Now, hematoma expansion is not only important for research, it's also important for clinical outcomes. So as we look at this study, which was done by Davis in Neurology 2006, going into that second row, we see the percent and change in ICH volume at 24 hours, and this was looking at a 10% change in ICH volume. This had a hazard ratio of 1.05 that was statistically significant in terms of mortality. And then when we look at the Modified Rankin Score, that was impacted as well which is a reflection of clinical outcome or disability when we look at hematoma expansion.
Now as we're thinking about hematoma expansion, timing is critically important. And this is because most hematoma expansion occurs within those first few hours after the start of ICH or from last seen well time. And we know that those first 6 hours is really when that hematoma expansion is most important and most likely to occur.
Now, when we think about vitamin K antagonists such as warfarin, there has been a significant amount of work that has shown that patients who have anticoagulation reversal, blood pressure management, within those first 4 hours have a significantly decreased rate of hematoma expansion.
Now, when we think about the most common anticoagulation right now in the United States, which is the anti Xa’s, we can think about the reversal agent andexanet alfa. And as we look at participants in the ANNEXA-4 study, which was the study that was done in patients with acute major bleeding events, we can see that in that ICH subgroup, the percent with excellent or good hemostasis, who received andexanet alfa, was 80%.
Now if we translate some of this into real-world data, or retrospective studies that have been done outside of a clinical trial, we look towards some propensity matched real-world data, which means that participants are matched by their baseline criteria, and then some of them received andexanet alfa, some of them received usual care, which was generally four-factor PCCs. And in this study published by Costa in 2022, we can see that in that overall cohort, the trend was toward andexanet alfa having less hematoma expansion.
This was mirrored in a similar study that was published in Stroke in 2022. And this was an indirect comparison of participants with ICH who were enrolled in the ANNEXA-4 study, which was looking at patients who received andexanet alfa for reversal of their anti Xa, and the RETRACE-II study, which was largely looking at patients who had received four-factor PCCs. And you can see here that ICH expansion greater than 35% was significantly lower in those participants who received andexanet alfa at 13% compared to those in usual care, or PCCs of 36%. Now, this did not translate into a significant difference in in-hospital mortality, although it neared significance with a P-value of 0.6. That being said, in-hospital mortality is impacted by several factors, with the largest being withdrawal of care after ICH.
Now there is current ongoing work inside of a clinical trial. FASTEST study, for example, enrolls participants who are within 2 hours of last seen well or onset time of their ICH,. Those participants received placebo or recombinant factor VII for their ICH.

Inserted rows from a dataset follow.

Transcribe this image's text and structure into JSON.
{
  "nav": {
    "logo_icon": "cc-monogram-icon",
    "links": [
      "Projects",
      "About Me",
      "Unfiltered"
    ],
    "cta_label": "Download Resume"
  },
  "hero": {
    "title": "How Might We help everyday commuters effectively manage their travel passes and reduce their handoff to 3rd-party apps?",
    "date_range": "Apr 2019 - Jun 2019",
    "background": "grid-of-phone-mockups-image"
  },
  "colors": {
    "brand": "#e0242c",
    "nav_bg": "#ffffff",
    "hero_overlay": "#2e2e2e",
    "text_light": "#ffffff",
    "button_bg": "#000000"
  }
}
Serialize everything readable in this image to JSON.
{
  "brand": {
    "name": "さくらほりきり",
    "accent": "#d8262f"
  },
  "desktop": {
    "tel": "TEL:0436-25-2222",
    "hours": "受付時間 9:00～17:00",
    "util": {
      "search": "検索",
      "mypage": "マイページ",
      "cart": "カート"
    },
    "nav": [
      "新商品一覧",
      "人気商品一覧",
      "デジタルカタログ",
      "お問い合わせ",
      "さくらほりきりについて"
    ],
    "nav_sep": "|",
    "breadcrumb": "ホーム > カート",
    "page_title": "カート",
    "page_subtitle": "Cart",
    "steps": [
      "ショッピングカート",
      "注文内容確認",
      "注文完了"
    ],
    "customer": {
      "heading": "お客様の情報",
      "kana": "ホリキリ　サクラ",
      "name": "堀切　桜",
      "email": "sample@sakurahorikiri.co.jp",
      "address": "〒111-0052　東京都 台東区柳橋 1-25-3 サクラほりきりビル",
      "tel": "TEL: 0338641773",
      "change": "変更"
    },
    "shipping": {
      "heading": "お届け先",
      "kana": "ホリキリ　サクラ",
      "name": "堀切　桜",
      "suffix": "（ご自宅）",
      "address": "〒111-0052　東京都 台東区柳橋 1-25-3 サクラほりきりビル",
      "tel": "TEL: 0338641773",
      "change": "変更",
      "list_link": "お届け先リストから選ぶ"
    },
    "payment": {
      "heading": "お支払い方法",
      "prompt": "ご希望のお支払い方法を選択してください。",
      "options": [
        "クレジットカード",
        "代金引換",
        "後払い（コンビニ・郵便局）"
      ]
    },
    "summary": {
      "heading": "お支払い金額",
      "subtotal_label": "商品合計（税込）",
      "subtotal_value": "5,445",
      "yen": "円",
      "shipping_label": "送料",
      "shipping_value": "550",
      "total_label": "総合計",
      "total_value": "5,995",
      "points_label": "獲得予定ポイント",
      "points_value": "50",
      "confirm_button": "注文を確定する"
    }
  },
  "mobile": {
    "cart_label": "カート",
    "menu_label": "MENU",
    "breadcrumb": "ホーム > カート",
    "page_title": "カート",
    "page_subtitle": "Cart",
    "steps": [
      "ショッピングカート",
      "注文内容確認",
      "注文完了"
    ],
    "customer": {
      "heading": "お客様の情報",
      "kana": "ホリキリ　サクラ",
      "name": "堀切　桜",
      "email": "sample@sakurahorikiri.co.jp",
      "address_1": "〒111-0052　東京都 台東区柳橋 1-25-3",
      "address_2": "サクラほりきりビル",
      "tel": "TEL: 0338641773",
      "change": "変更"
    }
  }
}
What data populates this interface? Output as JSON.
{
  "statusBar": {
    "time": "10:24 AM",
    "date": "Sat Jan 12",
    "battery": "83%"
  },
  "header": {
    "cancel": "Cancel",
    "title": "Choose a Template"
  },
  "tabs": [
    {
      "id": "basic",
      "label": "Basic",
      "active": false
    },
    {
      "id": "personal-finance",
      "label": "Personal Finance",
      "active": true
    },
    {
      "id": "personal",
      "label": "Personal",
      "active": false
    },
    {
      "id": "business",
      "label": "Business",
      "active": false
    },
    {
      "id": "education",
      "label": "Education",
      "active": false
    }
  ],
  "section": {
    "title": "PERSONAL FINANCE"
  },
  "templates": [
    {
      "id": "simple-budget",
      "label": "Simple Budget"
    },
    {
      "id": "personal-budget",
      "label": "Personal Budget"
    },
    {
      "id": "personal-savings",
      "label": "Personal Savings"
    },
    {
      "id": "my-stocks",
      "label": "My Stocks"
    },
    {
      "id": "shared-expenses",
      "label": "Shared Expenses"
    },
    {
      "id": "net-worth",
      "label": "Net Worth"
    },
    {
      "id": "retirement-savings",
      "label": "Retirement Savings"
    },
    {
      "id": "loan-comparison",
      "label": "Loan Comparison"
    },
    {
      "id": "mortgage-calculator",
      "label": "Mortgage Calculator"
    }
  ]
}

I hope you enjoyed this presentation. And thank you.
You have been listening to CME on ReachMD. This activity is jointly provided by Global Learning Collaborative (GLC), EMCREG-International, and TotalCME, LLC. and is part of our MinuteCE curriculum.
To receive your free CME credit, or to download this activity, go to ReachMD.com/CME. Thank you for listening.